The salmon must swim many miles against a swift current
Salmon Life Cycle
by Patricia Green, Earthwatch Teacher Fellow, Washington

Today we learned more about salmon and its life cycle. I decided to write a story from the point of view of a salmon as a model for my students and other children incorporating writing, natural history, and science together. It goes like this:

Running Against the Flow
It's time for me to return home; I feel it, and I can taste it. It is time for me to return back to the place where I began. I can't explain just how I know, but I suppose that it is simply a part of how I am made. I have left a more familiar place with saltwater and open seas. In that water I can swim deep and when the storms come, I am safe from it all. Many others are traveling to my home, but we are all coming from different places with a variety of adventures to share.

We must go into an estuary, part of the river that is a combination of salt- and freshwater. Now my real journey begins, because as soon as I sense the change from salt- to freshwater, I will no longer have any need or desire to eat, ever again. It won't be long and my color will change from shimmering silver to a brighter more vibrant color. It's called "ripening." This will occur over a period of time (perhaps even a few months). This is when I just know that the cycle of my life is making its full circle.

I've started up the Skagit River. It's not too difficult. It seems familiar somehow, cold, greenish-blue, arctic. It's singing a song that's different from the sea. I feel the unruly current trying to push me back. That's odd, I don't recall this being so difficult the last time I was here. As each day passes, I continue up the river. Many others like me are attempting to do the same. Some of us have been snatched up by bears. I can usually tell when they are coming, but I am so focused on my journey; yet sometimes it's almost impossible to avoid them.

The eagle on the other hand, they are just plain sneaky and swift. Oh well, I can't waste any extra energy worrying. I have one job to do. I must get home! I'm growing weary of swimming. Sometimes I feel like I gain a few feet, but now I have to stop and rest more often. Oh, there's some woody debris, I'll rest for just one moment. I'm off again.... I will keep going. I must.... It's not too far now. Here's a quiet pool, maybe I won't drift so far backward this time.

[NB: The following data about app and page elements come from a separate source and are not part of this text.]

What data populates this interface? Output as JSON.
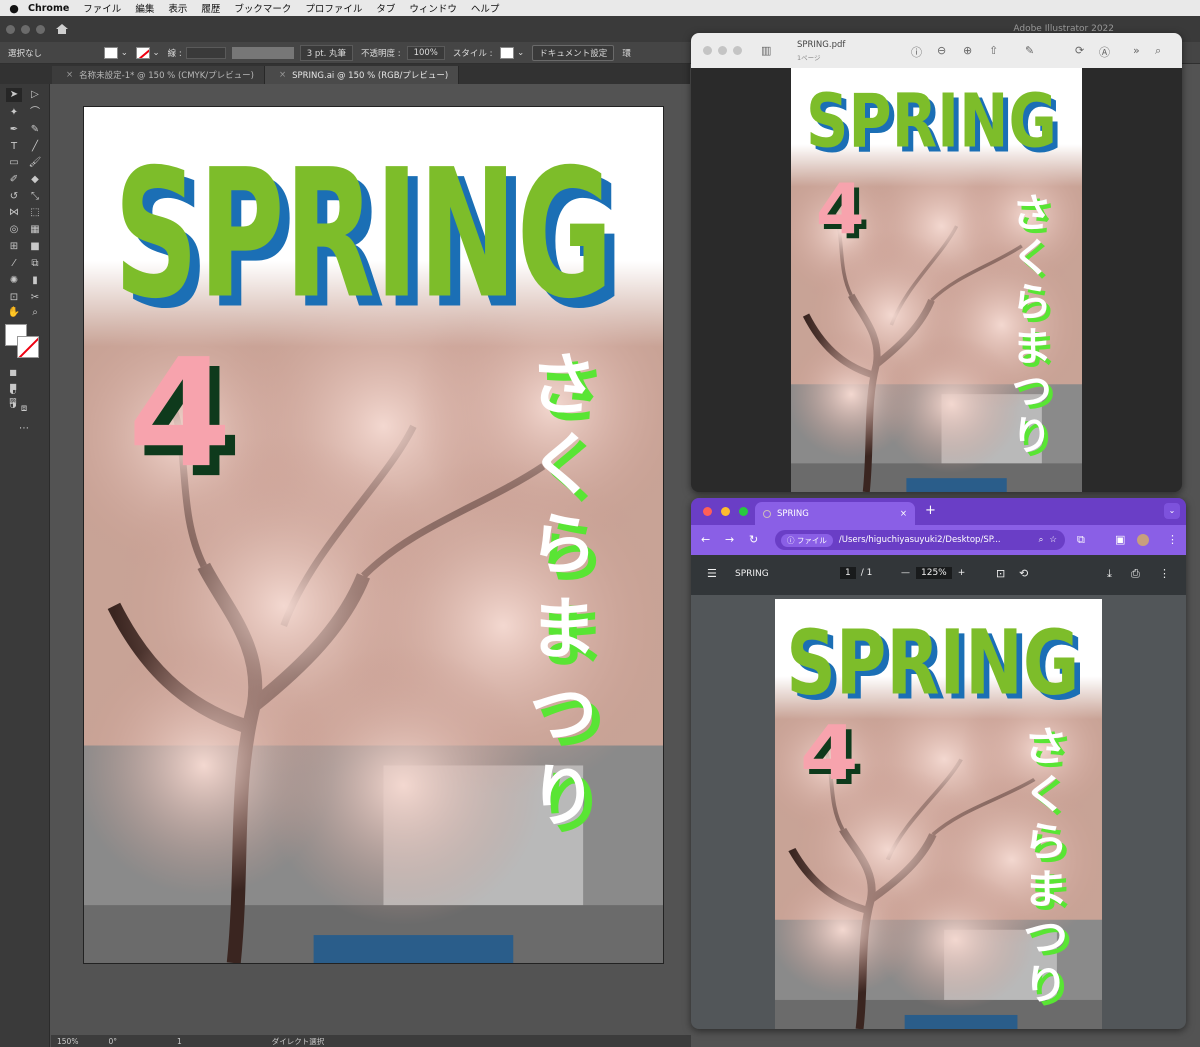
{
  "mac_menu": {
    "apple": "",
    "app": "Chrome",
    "items": [
      "ファイル",
      "編集",
      "表示",
      "履歴",
      "ブックマーク",
      "プロファイル",
      "タブ",
      "ウィンドウ",
      "ヘルプ"
    ]
  },
  "illustrator": {
    "app_title": "Adobe Illustrator 2022",
    "control": {
      "selection": "選択なし",
      "stroke_label": "線 :",
      "brush": "3 pt. 丸筆",
      "opacity_label": "不透明度 :",
      "opacity": "100%",
      "style_label": "スタイル :",
      "doc_settings": "ドキュメント設定",
      "env": "環"
    },
    "tabs": [
      {
        "label": "名称未設定-1* @ 150 % (CMYK/プレビュー)",
        "close": "×"
      },
      {
        "label": "SPRING.ai @ 150 % (RGB/プレビュー)",
        "close": "×"
      }
    ],
    "status": {
      "zoom": "150%",
      "rotation": "0°",
      "artboard": "1",
      "tool": "ダイレクト選択"
    }
  },
  "preview": {
    "filename": "SPRING.pdf",
    "pages": "1ページ"
  },
  "chrome": {
    "tab_title": "SPRING",
    "tab_close": "×",
    "new_tab": "+",
    "site_chip": "ファイル",
    "url": "/Users/higuchiyasuyuki2/Desktop/SP...",
    "pdf": {
      "title": "SPRING",
      "page_current": "1",
      "page_sep": "/",
      "page_total": "1",
      "zoom": "125%",
      "minus": "—",
      "plus": "+"
    }
  },
  "poster": {
    "headline": "SPRING",
    "number": "4",
    "vertical_text": [
      "さ",
      "く",
      "ら",
      "ま",
      "つ",
      "り"
    ],
    "colors": {
      "headline": "#7dbd2a",
      "headline_shadow": "#1b6fb5",
      "number": "#f7a3ad",
      "number_shadow": "#0e3a1c",
      "vertical": "#ffffff",
      "vertical_shadow": "#59e534"
    }
  }
}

Ahh! I see my home. It's now called my spawning ground. The place where I lay my eggs is "the redd." I'm here, and I've done it! Now I must choose two or three good sites to lay my nearly 3,000 eggs. But first I must find just the right man or "buck." If I don't like him, I'll chase him away because I only want the best for my children.

Oh! He seems strong and handsome, all things considered. I'll give him a wink and a smile! Here he comes and he's going to fertilize my eggs. This is a safe area. I'll lay the eggs after using my fins and lying on my side and my mate will help me too. Wow, that took a lot of energy, but I've lost some weight. Well, we're almost done. Now it's our job to protect our eggs until our lives end. We might have a few days; there's no telling for sure.

I can't believe it. Somehow it just seems right to let our cycle take its course. I am beginning to feel very weak. I know that my eggs are doing fine right now.

I must go.... I'm tired, I'm finally home.

And it won't be long before the next generation of young salmon will be traveling down the Skagit toward the sea.

And the cycle of life will continue....

Photos courtesy of Earthwatch